Copy out each line of the listing below in which the string "Marcin" occurs.

»»

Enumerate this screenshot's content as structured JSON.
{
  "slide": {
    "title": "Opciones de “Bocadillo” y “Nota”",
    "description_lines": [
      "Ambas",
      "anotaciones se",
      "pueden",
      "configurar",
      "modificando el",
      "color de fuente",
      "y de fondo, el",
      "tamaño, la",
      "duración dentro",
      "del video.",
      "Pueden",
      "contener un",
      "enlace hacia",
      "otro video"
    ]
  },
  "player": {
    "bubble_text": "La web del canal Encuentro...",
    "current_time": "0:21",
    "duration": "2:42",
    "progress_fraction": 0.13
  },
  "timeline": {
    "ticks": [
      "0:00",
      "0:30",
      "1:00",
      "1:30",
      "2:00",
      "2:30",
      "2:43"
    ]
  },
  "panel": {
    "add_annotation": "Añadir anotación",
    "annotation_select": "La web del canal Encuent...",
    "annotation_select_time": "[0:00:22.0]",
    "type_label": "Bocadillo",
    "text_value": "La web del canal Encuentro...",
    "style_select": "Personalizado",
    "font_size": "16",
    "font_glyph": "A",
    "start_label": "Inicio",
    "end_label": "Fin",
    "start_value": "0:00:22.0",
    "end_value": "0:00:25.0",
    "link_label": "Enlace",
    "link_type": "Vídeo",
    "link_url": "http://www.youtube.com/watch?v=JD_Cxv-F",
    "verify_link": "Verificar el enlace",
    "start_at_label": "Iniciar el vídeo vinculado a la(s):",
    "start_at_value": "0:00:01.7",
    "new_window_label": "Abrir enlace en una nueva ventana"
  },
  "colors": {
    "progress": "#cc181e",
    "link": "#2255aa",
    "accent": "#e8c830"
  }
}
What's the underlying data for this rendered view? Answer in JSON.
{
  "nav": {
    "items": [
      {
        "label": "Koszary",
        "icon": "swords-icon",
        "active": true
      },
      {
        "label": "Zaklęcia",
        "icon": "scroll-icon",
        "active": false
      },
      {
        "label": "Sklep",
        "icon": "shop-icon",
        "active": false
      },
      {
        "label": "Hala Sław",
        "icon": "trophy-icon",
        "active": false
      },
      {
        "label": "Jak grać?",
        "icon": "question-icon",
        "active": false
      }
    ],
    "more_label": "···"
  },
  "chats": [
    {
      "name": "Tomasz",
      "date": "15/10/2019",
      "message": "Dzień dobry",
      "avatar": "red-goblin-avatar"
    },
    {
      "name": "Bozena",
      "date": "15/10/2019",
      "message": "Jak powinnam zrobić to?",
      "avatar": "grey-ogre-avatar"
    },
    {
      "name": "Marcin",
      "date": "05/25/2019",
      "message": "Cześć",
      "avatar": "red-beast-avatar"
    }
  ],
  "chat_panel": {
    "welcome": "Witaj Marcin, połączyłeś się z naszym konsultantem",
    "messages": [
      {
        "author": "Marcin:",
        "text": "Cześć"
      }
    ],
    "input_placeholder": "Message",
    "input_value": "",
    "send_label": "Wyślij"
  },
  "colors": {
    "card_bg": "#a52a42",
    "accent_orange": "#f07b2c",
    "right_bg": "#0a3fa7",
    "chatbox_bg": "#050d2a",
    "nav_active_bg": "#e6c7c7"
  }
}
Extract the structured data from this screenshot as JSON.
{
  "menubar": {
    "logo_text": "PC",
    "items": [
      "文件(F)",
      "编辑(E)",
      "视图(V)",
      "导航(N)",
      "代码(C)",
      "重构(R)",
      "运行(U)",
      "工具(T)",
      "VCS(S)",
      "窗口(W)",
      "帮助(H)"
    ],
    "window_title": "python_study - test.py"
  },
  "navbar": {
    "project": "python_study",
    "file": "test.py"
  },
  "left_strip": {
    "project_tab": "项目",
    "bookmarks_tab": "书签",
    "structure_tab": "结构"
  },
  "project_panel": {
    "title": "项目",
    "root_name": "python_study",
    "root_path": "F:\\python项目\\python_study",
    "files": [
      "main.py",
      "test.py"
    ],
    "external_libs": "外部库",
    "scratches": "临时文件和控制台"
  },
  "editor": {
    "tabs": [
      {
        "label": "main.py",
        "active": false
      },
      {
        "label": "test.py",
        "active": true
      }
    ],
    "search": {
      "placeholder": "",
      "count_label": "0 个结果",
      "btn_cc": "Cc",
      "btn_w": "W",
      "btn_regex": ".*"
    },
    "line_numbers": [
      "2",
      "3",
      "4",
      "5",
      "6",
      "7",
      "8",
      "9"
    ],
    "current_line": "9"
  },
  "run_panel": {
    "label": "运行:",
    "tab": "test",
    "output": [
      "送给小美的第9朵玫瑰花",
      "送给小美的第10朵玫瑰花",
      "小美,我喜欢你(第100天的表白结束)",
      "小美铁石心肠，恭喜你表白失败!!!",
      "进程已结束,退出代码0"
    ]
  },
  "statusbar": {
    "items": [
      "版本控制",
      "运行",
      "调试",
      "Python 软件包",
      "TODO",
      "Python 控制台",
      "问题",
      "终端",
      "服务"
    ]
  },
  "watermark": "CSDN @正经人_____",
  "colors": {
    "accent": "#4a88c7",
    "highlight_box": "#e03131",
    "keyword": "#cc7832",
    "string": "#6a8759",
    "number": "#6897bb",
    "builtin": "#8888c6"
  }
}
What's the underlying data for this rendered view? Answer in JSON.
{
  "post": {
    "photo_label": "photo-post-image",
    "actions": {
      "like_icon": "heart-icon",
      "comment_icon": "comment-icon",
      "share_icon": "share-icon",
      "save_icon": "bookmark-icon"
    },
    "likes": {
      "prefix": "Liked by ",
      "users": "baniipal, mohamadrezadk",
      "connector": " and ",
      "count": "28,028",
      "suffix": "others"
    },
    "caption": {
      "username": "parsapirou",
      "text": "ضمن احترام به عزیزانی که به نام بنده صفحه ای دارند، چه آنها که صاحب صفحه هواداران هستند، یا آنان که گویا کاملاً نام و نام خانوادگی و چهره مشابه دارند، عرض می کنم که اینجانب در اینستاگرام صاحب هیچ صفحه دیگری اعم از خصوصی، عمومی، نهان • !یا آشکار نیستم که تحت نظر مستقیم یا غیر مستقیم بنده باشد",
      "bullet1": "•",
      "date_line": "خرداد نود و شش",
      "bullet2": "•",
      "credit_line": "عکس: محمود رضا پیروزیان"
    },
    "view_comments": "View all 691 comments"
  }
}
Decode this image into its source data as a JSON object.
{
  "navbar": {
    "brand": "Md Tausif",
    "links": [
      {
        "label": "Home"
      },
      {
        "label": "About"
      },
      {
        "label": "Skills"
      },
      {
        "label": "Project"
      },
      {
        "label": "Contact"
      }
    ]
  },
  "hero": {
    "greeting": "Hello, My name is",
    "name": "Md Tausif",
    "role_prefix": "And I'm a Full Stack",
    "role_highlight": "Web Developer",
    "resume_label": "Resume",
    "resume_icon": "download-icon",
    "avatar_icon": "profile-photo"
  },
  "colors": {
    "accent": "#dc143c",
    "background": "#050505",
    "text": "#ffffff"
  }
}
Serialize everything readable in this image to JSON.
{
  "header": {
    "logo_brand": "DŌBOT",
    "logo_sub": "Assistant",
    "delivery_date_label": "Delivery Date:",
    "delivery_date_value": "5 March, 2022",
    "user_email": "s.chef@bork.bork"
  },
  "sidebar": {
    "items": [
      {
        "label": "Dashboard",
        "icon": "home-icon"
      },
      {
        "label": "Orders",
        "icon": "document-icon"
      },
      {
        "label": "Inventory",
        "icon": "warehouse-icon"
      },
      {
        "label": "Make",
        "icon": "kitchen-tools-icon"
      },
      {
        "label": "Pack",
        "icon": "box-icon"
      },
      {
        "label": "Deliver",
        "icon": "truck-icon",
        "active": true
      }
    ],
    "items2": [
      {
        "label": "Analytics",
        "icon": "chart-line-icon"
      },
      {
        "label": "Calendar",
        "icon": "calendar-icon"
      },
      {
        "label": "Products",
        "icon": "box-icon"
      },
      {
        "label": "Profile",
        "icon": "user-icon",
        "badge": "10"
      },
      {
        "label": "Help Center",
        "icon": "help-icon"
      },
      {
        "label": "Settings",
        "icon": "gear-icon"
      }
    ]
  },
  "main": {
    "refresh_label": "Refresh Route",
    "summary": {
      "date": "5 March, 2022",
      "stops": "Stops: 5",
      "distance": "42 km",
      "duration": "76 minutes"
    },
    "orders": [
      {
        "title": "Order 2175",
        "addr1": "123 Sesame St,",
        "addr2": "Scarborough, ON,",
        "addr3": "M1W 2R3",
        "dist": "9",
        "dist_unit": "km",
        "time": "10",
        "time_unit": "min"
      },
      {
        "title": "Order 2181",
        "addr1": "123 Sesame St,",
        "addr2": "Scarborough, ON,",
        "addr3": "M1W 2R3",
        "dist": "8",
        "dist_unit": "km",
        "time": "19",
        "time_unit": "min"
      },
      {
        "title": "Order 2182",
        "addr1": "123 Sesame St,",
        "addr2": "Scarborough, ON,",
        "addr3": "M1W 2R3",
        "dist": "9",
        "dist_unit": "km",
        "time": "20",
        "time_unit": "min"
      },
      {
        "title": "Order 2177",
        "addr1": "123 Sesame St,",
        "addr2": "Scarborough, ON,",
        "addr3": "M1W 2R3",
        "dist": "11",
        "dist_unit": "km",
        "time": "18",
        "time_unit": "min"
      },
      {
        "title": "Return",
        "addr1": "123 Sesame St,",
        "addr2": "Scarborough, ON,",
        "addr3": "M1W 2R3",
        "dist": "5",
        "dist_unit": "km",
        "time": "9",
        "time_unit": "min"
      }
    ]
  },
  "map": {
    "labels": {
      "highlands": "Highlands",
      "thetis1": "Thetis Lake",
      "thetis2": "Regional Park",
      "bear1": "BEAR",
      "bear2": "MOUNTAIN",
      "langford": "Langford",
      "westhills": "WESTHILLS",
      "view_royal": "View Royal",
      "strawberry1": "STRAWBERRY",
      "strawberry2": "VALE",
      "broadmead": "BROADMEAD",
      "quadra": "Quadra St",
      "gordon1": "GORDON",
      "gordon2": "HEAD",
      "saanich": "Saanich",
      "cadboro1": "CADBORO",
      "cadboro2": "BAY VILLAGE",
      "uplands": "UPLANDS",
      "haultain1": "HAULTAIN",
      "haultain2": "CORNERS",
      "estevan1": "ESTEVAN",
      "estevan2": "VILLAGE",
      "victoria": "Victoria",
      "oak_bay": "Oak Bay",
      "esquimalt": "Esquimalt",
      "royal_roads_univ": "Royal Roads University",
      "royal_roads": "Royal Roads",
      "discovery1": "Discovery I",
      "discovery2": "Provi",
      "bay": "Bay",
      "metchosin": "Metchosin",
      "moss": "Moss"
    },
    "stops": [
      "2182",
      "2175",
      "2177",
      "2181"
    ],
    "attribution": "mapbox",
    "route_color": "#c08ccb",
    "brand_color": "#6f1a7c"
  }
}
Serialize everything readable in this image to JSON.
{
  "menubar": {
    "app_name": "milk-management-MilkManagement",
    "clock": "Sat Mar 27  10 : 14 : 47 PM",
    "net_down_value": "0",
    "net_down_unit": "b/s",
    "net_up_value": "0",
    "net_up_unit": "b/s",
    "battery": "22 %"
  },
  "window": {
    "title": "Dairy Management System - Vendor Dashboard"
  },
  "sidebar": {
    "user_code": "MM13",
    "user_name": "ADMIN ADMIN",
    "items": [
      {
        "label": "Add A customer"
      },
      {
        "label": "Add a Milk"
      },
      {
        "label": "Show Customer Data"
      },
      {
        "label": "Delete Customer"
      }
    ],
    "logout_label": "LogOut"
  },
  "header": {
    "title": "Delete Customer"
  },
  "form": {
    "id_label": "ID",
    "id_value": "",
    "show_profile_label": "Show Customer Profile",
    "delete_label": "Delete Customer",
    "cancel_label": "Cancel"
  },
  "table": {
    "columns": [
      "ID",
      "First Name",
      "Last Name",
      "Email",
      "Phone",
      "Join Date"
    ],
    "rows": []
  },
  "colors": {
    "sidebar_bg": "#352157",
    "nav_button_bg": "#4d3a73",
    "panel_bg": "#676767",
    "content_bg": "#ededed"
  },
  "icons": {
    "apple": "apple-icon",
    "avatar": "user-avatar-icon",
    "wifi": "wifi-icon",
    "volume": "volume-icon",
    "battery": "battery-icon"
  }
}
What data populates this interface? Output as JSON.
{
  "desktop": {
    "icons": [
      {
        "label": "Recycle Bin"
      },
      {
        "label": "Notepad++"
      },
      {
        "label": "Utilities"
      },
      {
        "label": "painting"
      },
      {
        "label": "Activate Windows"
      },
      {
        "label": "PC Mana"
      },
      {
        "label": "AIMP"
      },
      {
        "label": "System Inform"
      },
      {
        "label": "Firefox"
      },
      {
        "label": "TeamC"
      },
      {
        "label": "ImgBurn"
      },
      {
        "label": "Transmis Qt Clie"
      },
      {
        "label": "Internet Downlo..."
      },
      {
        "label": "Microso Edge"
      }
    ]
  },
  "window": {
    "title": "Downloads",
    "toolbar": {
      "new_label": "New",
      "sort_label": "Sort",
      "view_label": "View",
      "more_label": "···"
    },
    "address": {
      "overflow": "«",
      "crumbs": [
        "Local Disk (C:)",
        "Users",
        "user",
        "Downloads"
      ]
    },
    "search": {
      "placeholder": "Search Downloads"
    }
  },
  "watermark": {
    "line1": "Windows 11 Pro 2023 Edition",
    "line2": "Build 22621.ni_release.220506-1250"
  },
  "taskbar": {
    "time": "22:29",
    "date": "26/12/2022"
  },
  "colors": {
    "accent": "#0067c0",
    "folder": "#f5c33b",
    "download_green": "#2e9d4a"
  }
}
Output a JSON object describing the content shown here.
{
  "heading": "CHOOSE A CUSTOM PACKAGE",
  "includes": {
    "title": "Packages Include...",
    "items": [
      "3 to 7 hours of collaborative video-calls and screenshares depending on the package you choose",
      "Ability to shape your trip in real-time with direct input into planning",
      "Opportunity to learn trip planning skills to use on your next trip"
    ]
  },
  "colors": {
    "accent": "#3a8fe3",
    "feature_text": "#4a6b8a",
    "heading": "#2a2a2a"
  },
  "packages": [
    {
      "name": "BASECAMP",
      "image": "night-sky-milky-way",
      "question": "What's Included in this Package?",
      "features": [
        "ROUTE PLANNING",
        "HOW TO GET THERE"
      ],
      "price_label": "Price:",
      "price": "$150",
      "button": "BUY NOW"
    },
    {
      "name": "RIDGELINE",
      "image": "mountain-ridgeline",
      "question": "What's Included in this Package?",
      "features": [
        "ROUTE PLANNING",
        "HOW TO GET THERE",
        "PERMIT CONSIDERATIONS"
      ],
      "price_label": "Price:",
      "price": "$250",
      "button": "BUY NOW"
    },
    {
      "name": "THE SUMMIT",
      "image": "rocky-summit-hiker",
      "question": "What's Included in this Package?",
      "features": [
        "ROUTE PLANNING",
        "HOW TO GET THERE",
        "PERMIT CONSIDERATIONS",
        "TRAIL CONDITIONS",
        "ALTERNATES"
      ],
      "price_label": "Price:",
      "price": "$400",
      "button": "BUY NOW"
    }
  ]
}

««

**RESULT OF THIS TASK**
      "name": "Marcin",
    "welcome": "Witaj Marcin, połączyłeś się z naszym konsultantem",
        "author": "Marcin:",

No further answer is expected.